Borj Nord is a historic fortification in Fez that sits atop a hill with a view over the medina and the famous Bab Boujeloud. Sultan Ahmed Al Mansour built it to protect his people at the end of the 16th century, and it has been a museum of armaments since 2016.
The Borj Nord now includes a diverse collection of 5,000 weapons dispersed across 13 rooms, including swords, firearms, muskets, and other weaponry. A highlight is the 12-ton cannon that was employed in the infamous 16th-century Battle of the Magi.
When you've had your fill of admiring weaponry from all centuries and from all around Morocco, climb the north tower for one of the best panoramic views of Fez's medina. You will not be sorry!
The Kairaouine Mosque is Morocco's second largest mosque and one of Africa's largest. It is one of the most emblematic structures of the medina of Fes el-Bali, with a triangular-shaped green roof and two medieval minarets (one of which is the oldest Islamic monument in Fez).
The original structure, built in 859 by a Tunisian refugee, has been extended multiple times and can presently accommodate up to 20,000 people in prayer. Fountains, courtyards, and a library that is one of the world's oldest are all part of the complex, which is solely open to students.
The Kairaouine Mosque is also unquestionably one of the world's oldest universities, second only to Egypt's Al-Azhar. Non-Muslims are not permitted to enter the mosque, however they can enjoy the courtyard from the Medersa el Attarin's roof or from the gates.

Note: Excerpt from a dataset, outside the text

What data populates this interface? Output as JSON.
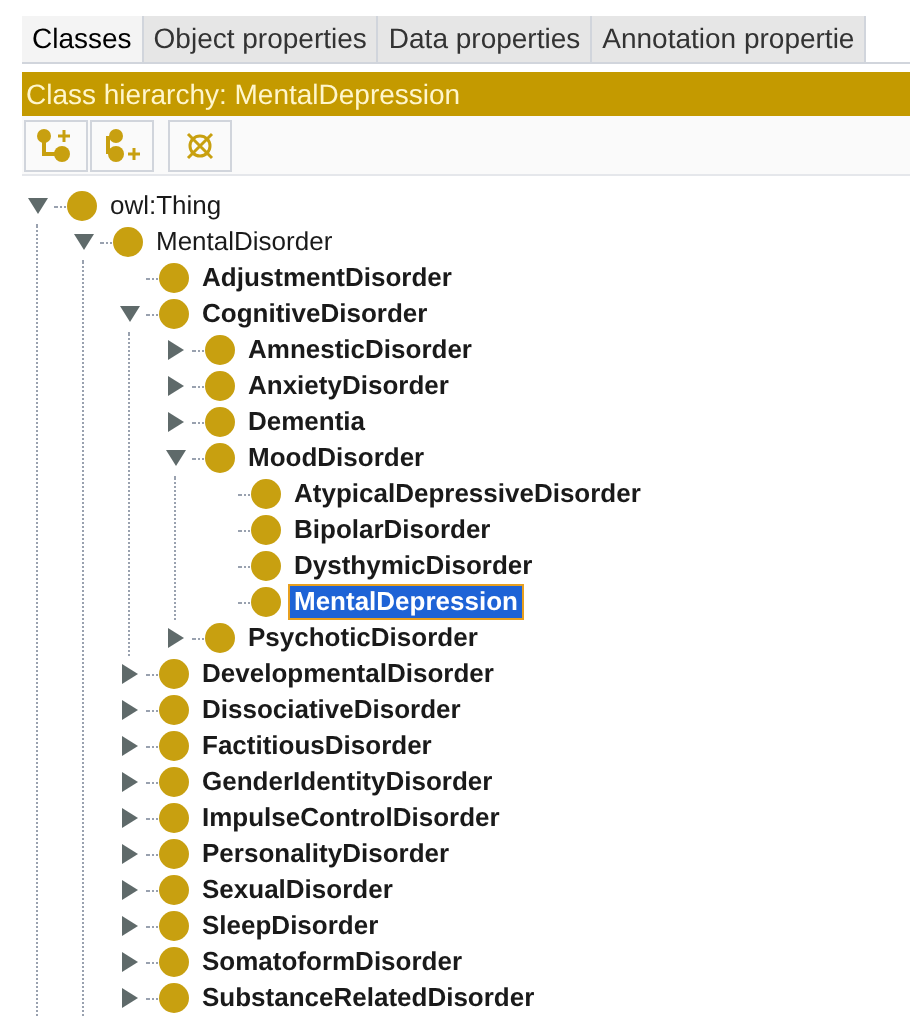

The Nejjarine Museum of Wooden Arts and Crafts occupies three storeys of a renovated 18th century funduq (a former travelers' inn). Take your time to look at the beautiful examples of superb Moroccan woodwork, which include everything from expertly carved doors to handcrafted musical instruments.
Take a look at the fascinating collection of antique craftsmen's tools, wooden prayer beads, ancient Berber locks, and even traditional wedding furniture.
The wooden boards used by Koranic recitation students, as well as the rooftop cafe with a spectacular view of the medina, are highlights. Tours por Marruecos
The Jnan Sbil Garden is one of the only green spaces in Fez, between the medina of Fes el-Bali and the Jewish quarter, a real breath of fresh air in an often chaotic city. These lovely gardens, surrounded by the ancient medieval walls of Fez's medina, are the ideal spot for a short lunch on one of the seats.
Quiet fountains, fragrant roses, poplars, palm trees, and ponds can be found along the walks. The garden's centerpiece is an old waterwheel.